From the data that follows, copy every line with the string "Aktuelle".

- Provided entries
------------------------------------

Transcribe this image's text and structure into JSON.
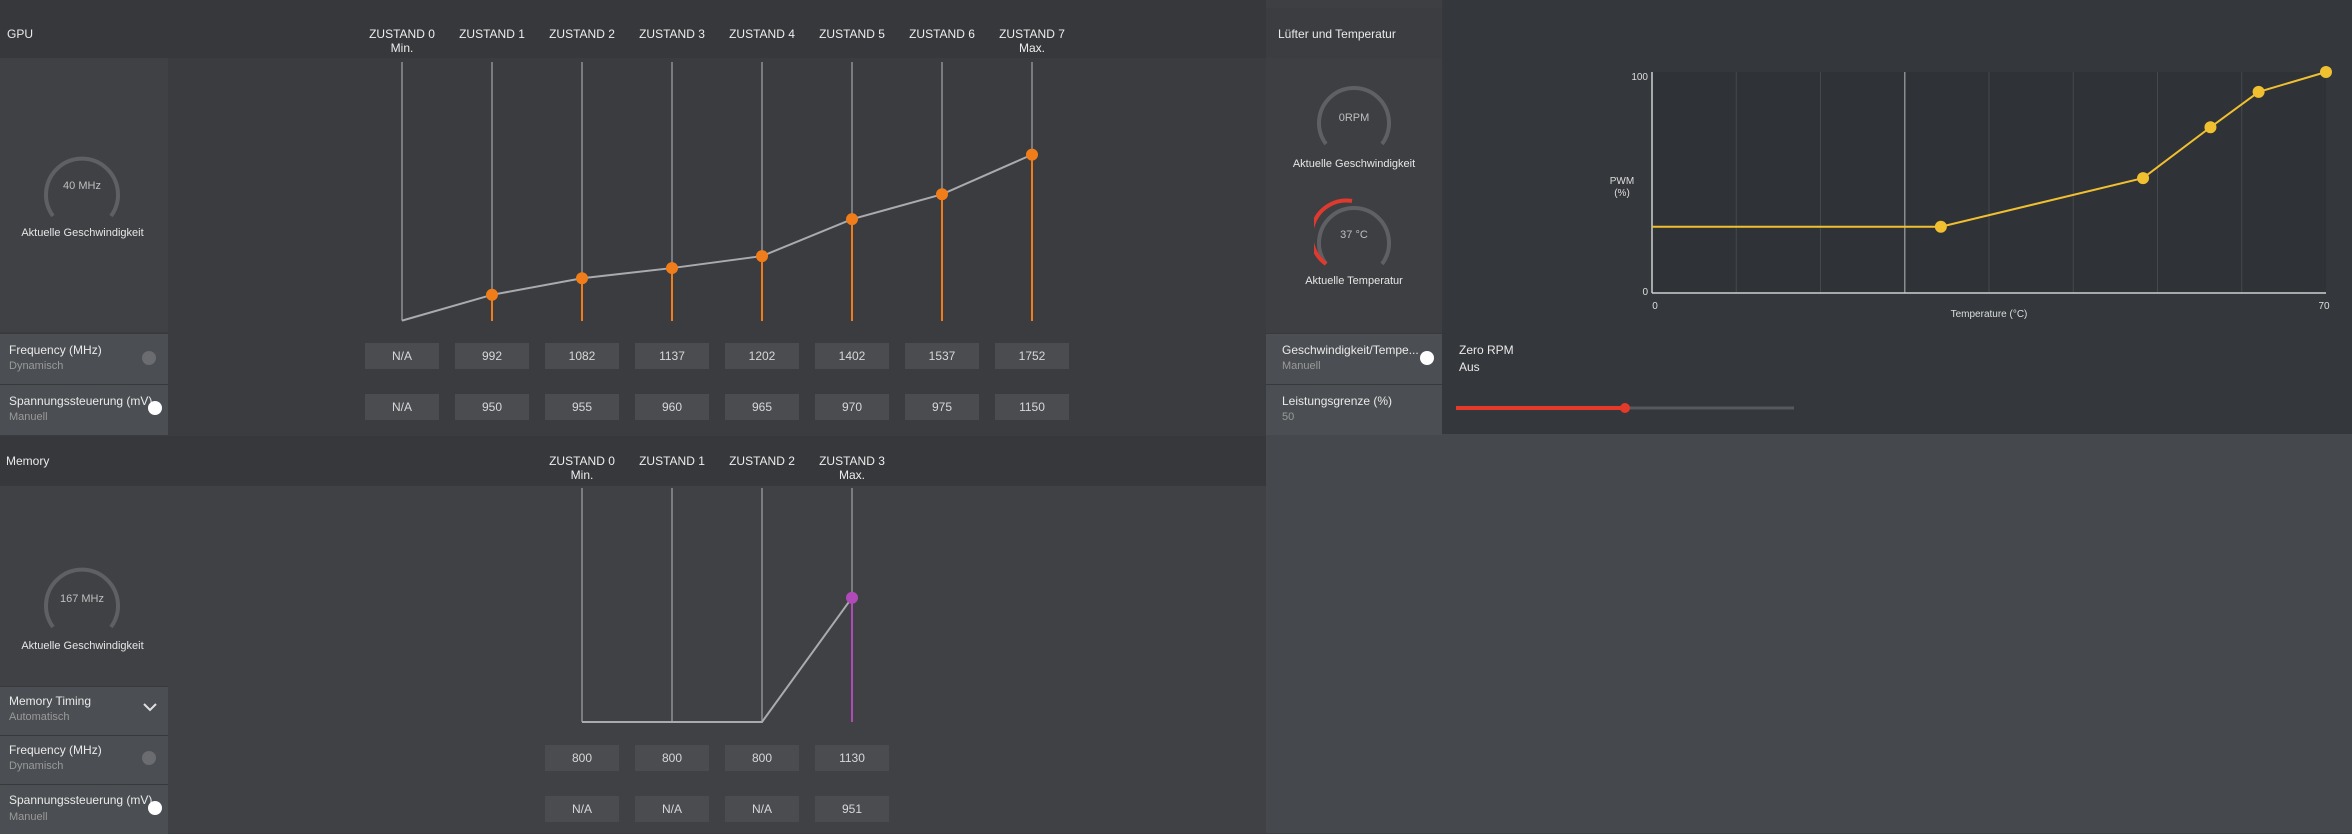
{
  "gpu": {
    "title": "GPU",
    "states": [
      "ZUSTAND 0 Min.",
      "ZUSTAND 1",
      "ZUSTAND 2",
      "ZUSTAND 3",
      "ZUSTAND 4",
      "ZUSTAND 5",
      "ZUSTAND 6",
      "ZUSTAND 7 Max."
    ],
    "gauge_value": "40 MHz",
    "gauge_label": "Aktuelle Geschwindigkeit",
    "frequency_label": "Frequency (MHz)",
    "frequency_mode": "Dynamisch",
    "voltage_label": "Spannungssteuerung (mV)",
    "voltage_mode": "Manuell",
    "frequencies": [
      "N/A",
      "992",
      "1082",
      "1137",
      "1202",
      "1402",
      "1537",
      "1752"
    ],
    "voltages": [
      "N/A",
      "950",
      "955",
      "960",
      "965",
      "970",
      "975",
      "1150"
    ],
    "accent": "#f07d1a"
  },
  "memory": {
    "title": "Memory",
    "states": [
      "ZUSTAND 0 Min.",
      "ZUSTAND 1",
      "ZUSTAND 2",
      "ZUSTAND 3 Max."
    ],
    "gauge_value": "167 MHz",
    "gauge_label": "Aktuelle Geschwindigkeit",
    "timing_label": "Memory Timing",
    "timing_mode": "Automatisch",
    "frequency_label": "Frequency (MHz)",
    "frequency_mode": "Dynamisch",
    "voltage_label": "Spannungssteuerung (mV)",
    "voltage_mode": "Manuell",
    "frequencies": [
      "800",
      "800",
      "800",
      "1130"
    ],
    "voltages": [
      "N/A",
      "N/A",
      "N/A",
      "951"
    ],
    "accent": "#b04ab8"
  },
  "fan": {
    "title": "Lüfter und Temperatur",
    "speed_value": "0RPM",
    "speed_label": "Aktuelle Geschwindigkeit",
    "temp_value": "37 °C",
    "temp_label": "Aktuelle Temperatur",
    "control_label": "Geschwindigkeit/Tempe...",
    "control_mode": "Manuell",
    "zero_rpm_label": "Zero RPM",
    "zero_rpm_value": "Aus",
    "power_limit_label": "Leistungsgrenze (%)",
    "power_limit_value": "50",
    "power_limit_fraction": 0.5,
    "accent": "#f0c030",
    "slider_color": "#e53a2a"
  },
  "chart_data": [
    {
      "type": "line",
      "categories": [
        "ZUSTAND 0 Min.",
        "ZUSTAND 1",
        "ZUSTAND 2",
        "ZUSTAND 3",
        "ZUSTAND 4",
        "ZUSTAND 5",
        "ZUSTAND 6",
        "ZUSTAND 7 Max."
      ],
      "values": [
        852,
        992,
        1082,
        1137,
        1202,
        1402,
        1537,
        1752
      ],
      "ylim": [
        850,
        2200
      ]
    },
    {
      "type": "line",
      "categories": [
        "ZUSTAND 0 Min.",
        "ZUSTAND 1",
        "ZUSTAND 2",
        "ZUSTAND 3 Max."
      ],
      "values": [
        800,
        800,
        800,
        1130
      ],
      "ylim": [
        800,
        1400
      ]
    },
    {
      "type": "line",
      "xlabel": "Temperature (°C)",
      "ylabel": "PWM\n(%)",
      "x_ticks": [
        "0",
        "70"
      ],
      "y_ticks": [
        "100",
        "0"
      ],
      "xlim": [
        0,
        70
      ],
      "ylim": [
        0,
        100
      ],
      "x": [
        0,
        30,
        51,
        58,
        63,
        70
      ],
      "y": [
        30,
        30,
        52,
        75,
        91,
        100
      ]
    }
  ]
}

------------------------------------

- Exercise response
    "gauge_label": "Aktuelle Geschwindigkeit",
    "gauge_label": "Aktuelle Geschwindigkeit",
    "speed_label": "Aktuelle Geschwindigkeit",
    "temp_label": "Aktuelle Temperatur",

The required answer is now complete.